Problem to solve: For each line below that holds "stop", return the line as it stands.
Provided entries START
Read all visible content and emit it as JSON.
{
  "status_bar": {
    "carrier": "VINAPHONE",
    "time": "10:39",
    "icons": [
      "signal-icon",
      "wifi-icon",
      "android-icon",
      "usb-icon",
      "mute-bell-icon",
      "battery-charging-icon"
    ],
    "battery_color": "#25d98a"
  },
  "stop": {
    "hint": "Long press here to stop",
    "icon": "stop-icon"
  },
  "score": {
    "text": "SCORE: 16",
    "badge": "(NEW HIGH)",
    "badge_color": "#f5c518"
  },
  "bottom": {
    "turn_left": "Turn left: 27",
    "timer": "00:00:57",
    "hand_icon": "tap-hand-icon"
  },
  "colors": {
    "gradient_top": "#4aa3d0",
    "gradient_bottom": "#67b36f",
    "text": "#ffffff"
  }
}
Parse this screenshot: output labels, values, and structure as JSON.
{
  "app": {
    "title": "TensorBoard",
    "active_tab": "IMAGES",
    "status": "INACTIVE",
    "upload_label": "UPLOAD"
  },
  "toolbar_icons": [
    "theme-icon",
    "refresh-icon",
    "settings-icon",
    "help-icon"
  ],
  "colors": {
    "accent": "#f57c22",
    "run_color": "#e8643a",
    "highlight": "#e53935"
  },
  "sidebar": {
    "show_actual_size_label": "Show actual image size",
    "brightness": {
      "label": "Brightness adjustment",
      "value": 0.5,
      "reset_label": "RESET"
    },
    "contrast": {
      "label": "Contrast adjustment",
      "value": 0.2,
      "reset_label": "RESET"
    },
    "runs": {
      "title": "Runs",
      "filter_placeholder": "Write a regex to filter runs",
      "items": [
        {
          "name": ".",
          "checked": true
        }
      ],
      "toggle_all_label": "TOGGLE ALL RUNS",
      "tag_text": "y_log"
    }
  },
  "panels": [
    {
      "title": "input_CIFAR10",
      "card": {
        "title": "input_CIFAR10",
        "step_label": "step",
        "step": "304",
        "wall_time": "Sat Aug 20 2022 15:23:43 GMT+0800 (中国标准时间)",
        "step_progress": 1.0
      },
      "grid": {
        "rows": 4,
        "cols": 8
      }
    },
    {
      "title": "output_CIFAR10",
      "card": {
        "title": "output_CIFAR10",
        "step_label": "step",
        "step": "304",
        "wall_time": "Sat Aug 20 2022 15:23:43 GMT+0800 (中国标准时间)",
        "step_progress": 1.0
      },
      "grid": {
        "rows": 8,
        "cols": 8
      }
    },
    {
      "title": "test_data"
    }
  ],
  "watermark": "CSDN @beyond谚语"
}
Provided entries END
Result:
  "stop": {
    "hint": "Long press here to stop",
    "icon": "stop-icon"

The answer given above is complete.